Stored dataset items
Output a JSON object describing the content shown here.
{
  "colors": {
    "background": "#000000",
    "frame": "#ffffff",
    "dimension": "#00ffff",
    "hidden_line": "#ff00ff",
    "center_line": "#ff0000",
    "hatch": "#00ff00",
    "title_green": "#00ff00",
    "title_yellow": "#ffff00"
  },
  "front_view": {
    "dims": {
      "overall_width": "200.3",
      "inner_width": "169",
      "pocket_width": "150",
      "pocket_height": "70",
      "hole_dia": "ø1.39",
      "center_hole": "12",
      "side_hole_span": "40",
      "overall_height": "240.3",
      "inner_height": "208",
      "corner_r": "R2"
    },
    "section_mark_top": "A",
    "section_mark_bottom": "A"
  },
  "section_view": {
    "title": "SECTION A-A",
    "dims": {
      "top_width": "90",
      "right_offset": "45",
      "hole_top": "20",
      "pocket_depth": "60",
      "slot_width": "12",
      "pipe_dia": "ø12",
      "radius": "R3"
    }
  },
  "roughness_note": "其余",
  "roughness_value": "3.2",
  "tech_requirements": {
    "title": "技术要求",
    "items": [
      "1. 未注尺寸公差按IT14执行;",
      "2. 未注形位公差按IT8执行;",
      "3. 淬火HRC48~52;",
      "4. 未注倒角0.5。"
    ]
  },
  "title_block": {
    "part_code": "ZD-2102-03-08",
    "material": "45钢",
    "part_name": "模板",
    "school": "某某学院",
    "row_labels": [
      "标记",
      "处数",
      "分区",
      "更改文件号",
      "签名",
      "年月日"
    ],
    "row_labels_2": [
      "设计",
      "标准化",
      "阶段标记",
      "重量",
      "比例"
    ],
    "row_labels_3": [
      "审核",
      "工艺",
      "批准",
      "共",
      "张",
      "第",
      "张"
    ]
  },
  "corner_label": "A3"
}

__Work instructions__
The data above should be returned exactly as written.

__Response__
Output a JSON object describing the content shown here.
{
  "colors": {
    "background": "#000000",
    "frame": "#ffffff",
    "dimension": "#00ffff",
    "hidden_line": "#ff00ff",
    "center_line": "#ff0000",
    "hatch": "#00ff00",
    "title_green": "#00ff00",
    "title_yellow": "#ffff00"
  },
  "front_view": {
    "dims": {
      "overall_width": "200.3",
      "inner_width": "169",
      "pocket_width": "150",
      "pocket_height": "70",
      "hole_dia": "ø1.39",
      "center_hole": "12",
      "side_hole_span": "40",
      "overall_height": "240.3",
      "inner_height": "208",
      "corner_r": "R2"
    },
    "section_mark_top": "A",
    "section_mark_bottom": "A"
  },
  "section_view": {
    "title": "SECTION A-A",
    "dims": {
      "top_width": "90",
      "right_offset": "45",
      "hole_top": "20",
      "pocket_depth": "60",
      "slot_width": "12",
      "pipe_dia": "ø12",
      "radius": "R3"
    }
  },
  "roughness_note": "其余",
  "roughness_value": "3.2",
  "tech_requirements": {
    "title": "技术要求",
    "items": [
      "1. 未注尺寸公差按IT14执行;",
      "2. 未注形位公差按IT8执行;",
      "3. 淬火HRC48~52;",
      "4. 未注倒角0.5。"
    ]
  },
  "title_block": {
    "part_code": "ZD-2102-03-08",
    "material": "45钢",
    "part_name": "模板",
    "school": "某某学院",
    "row_labels": [
      "标记",
      "处数",
      "分区",
      "更改文件号",
      "签名",
      "年月日"
    ],
    "row_labels_2": [
      "设计",
      "标准化",
      "阶段标记",
      "重量",
      "比例"
    ],
    "row_labels_3": [
      "审核",
      "工艺",
      "批准",
      "共",
      "张",
      "第",
      "张"
    ]
  },
  "corner_label": "A3"
}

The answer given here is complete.